Directions >> Every line below that has "kind" in it should be copied.

Website and app data records:

= Beginning of Section =

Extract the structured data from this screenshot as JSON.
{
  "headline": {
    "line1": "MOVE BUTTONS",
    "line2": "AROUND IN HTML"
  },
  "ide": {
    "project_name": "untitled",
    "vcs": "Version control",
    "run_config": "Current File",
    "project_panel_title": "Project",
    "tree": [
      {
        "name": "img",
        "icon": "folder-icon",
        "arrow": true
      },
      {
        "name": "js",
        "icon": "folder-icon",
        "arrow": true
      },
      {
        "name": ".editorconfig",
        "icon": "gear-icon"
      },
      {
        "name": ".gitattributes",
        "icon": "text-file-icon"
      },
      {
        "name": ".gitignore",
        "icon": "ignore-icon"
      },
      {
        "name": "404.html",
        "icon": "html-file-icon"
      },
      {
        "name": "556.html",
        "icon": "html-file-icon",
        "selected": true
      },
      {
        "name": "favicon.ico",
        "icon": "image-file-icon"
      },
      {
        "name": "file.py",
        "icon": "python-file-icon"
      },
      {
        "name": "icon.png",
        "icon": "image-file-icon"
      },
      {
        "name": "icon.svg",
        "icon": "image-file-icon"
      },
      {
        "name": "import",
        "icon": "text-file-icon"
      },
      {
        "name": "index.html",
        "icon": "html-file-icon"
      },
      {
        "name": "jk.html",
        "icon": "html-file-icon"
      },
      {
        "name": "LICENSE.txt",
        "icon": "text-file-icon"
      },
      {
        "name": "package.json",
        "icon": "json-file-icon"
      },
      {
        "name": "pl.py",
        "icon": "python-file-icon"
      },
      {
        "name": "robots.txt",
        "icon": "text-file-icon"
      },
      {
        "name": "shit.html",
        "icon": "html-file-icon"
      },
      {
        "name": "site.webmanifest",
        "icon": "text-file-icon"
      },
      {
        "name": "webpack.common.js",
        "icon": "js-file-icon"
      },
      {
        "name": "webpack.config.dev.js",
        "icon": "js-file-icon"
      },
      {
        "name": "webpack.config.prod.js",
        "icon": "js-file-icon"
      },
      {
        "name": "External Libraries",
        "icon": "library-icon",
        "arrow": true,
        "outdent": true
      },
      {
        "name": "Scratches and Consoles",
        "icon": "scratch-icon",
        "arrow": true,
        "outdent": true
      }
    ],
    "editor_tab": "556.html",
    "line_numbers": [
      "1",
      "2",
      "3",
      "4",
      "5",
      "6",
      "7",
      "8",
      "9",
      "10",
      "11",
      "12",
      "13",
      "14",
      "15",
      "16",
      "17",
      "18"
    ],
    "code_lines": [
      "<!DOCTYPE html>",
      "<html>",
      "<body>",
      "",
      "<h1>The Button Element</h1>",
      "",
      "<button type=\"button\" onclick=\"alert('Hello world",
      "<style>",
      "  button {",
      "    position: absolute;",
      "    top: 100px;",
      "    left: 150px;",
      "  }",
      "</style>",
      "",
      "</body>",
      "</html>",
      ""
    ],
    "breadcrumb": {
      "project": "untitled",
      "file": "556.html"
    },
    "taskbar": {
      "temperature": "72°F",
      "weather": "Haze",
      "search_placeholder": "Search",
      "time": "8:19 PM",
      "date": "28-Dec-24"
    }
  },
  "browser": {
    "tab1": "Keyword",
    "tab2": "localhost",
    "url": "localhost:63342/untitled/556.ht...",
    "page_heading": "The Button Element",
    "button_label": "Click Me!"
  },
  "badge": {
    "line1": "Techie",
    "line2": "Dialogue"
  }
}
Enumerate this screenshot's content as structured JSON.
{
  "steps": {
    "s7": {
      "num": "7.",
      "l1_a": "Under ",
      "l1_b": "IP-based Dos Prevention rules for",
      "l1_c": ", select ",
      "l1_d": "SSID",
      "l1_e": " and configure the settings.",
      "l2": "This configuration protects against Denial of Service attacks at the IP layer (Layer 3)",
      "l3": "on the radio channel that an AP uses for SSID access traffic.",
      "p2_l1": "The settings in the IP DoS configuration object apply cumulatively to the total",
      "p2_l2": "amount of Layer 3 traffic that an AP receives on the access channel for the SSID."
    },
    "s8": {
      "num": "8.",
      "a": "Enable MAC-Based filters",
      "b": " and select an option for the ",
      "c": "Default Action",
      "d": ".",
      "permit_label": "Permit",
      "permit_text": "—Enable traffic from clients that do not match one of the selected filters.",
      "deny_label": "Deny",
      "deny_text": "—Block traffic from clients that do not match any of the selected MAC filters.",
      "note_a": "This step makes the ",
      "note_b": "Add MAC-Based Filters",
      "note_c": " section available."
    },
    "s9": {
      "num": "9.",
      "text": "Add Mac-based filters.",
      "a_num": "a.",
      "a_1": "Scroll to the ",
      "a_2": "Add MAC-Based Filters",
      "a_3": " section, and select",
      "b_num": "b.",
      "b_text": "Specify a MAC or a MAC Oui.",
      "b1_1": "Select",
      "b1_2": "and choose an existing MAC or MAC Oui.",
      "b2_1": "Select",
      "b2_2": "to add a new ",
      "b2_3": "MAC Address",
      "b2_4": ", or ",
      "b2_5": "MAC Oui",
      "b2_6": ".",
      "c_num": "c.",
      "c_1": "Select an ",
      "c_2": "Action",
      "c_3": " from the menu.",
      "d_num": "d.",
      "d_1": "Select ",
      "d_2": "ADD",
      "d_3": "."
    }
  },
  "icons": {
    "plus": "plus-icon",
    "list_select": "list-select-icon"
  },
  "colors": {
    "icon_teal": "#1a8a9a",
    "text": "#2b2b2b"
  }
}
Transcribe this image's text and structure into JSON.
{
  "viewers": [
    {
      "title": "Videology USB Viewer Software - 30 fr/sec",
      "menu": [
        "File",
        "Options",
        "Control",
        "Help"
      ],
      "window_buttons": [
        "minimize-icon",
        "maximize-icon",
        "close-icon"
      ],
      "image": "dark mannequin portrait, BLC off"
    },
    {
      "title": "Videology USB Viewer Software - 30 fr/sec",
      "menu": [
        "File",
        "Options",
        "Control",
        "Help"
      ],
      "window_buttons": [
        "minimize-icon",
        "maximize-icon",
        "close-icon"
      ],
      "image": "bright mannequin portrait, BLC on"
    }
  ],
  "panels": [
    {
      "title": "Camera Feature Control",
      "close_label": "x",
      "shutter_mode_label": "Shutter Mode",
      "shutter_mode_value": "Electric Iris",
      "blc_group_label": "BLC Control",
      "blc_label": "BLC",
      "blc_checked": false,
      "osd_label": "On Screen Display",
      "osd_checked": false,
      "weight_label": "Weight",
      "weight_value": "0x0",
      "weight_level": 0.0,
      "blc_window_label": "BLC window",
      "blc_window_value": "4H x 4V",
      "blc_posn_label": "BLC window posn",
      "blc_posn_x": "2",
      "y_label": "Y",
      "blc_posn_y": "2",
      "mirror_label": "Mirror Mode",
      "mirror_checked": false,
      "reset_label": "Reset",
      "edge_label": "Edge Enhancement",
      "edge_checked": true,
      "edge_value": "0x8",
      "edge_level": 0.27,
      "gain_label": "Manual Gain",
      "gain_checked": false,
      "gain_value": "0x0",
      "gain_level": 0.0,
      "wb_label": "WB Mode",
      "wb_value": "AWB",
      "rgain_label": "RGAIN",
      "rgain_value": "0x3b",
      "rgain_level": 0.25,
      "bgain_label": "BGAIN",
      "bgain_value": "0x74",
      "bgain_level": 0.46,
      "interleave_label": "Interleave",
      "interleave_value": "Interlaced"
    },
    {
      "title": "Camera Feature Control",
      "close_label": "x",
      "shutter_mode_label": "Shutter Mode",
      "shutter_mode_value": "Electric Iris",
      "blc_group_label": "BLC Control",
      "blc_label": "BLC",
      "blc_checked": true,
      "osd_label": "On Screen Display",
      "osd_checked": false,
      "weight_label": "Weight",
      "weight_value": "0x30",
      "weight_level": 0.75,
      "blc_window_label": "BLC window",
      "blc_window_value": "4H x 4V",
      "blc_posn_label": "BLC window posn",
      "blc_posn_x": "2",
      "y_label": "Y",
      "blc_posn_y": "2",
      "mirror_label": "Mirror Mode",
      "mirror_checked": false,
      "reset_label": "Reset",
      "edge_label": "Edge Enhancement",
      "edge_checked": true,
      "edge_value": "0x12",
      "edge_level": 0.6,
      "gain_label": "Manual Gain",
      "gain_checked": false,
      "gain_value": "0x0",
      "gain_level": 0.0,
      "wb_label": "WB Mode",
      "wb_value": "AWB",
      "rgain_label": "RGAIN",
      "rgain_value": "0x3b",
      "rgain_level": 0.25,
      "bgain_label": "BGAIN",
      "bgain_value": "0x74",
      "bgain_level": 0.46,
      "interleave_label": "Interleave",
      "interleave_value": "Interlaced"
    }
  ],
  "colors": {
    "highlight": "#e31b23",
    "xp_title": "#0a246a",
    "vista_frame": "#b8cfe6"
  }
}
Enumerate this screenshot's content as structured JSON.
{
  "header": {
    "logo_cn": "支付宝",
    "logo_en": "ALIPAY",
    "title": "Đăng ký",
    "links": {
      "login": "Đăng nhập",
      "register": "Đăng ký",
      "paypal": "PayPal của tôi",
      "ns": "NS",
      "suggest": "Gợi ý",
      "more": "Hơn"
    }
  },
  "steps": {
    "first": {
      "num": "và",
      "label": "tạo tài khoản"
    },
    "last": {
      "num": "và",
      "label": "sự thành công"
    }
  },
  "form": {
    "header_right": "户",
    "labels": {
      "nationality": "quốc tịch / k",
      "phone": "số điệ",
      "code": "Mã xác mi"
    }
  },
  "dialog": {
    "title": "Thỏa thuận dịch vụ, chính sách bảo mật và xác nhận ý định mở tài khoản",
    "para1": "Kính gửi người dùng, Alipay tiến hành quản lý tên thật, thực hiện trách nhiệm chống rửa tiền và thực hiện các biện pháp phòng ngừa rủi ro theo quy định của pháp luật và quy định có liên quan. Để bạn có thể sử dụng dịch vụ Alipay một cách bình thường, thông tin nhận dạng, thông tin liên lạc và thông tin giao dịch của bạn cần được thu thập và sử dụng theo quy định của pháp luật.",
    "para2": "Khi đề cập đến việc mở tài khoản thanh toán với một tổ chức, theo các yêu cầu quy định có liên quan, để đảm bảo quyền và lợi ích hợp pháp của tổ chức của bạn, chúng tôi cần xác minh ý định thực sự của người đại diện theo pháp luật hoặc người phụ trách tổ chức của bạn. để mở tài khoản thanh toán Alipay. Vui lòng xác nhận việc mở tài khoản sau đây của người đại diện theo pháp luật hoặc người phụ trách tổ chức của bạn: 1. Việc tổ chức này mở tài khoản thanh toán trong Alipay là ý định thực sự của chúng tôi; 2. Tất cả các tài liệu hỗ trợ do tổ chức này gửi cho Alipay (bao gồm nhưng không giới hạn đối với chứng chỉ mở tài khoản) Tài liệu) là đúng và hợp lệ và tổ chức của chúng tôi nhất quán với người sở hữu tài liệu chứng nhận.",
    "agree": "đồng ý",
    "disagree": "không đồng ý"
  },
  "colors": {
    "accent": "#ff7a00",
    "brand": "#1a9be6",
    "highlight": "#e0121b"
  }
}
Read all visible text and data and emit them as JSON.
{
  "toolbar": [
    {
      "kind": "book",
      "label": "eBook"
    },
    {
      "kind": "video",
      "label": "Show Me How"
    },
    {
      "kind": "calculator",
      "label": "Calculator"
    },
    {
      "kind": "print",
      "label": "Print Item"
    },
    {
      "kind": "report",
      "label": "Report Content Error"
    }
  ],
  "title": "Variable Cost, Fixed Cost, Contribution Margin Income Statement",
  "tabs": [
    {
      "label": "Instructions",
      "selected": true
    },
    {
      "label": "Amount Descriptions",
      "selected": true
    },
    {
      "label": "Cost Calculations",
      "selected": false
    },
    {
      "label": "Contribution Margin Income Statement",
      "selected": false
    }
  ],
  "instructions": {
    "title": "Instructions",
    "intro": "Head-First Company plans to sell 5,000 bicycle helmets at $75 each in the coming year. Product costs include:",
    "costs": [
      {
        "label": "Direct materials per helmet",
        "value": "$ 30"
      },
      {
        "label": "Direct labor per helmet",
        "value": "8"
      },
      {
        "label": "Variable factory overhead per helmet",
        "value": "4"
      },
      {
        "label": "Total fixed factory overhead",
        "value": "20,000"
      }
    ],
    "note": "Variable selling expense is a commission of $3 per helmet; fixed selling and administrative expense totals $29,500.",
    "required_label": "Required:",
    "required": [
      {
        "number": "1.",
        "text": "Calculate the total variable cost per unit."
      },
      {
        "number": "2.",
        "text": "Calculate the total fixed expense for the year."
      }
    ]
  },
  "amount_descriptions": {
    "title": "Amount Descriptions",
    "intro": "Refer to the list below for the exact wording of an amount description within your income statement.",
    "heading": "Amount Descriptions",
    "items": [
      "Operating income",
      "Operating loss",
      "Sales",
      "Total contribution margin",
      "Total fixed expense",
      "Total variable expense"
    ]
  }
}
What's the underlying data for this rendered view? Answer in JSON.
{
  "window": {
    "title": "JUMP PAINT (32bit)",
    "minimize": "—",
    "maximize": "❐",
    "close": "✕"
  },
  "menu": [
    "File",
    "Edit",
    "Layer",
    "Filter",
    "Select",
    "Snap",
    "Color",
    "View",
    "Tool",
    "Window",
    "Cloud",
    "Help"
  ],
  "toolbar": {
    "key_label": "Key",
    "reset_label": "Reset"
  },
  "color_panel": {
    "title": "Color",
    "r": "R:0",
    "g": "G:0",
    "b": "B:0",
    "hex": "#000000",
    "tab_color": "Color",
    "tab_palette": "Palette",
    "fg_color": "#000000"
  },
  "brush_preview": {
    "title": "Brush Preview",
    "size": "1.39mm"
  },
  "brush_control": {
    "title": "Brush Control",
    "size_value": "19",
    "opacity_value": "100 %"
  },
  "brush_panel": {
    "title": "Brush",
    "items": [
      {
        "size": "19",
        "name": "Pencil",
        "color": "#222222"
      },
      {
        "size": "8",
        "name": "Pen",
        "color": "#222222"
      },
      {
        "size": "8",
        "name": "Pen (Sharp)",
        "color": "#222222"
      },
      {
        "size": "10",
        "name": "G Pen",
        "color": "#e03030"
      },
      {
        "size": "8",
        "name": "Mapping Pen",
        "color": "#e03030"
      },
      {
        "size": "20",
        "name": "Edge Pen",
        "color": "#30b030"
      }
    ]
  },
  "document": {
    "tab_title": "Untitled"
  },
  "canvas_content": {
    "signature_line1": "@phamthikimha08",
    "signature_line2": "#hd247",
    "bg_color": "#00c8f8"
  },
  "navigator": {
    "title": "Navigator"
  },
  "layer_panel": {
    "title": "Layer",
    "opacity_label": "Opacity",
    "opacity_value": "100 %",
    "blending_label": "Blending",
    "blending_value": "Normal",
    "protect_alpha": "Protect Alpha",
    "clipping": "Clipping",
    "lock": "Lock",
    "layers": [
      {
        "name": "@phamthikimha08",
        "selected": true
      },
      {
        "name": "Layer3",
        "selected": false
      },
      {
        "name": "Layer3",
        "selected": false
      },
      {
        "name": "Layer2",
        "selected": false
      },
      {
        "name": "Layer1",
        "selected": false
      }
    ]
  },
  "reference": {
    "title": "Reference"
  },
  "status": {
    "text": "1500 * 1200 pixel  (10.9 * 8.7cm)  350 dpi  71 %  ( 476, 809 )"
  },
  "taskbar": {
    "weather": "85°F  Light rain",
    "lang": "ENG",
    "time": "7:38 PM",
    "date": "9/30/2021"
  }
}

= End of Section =

Solution for this exercise >>
      "kind": "book",
      "kind": "video",
      "kind": "calculator",
      "kind": "print",
      "kind": "report",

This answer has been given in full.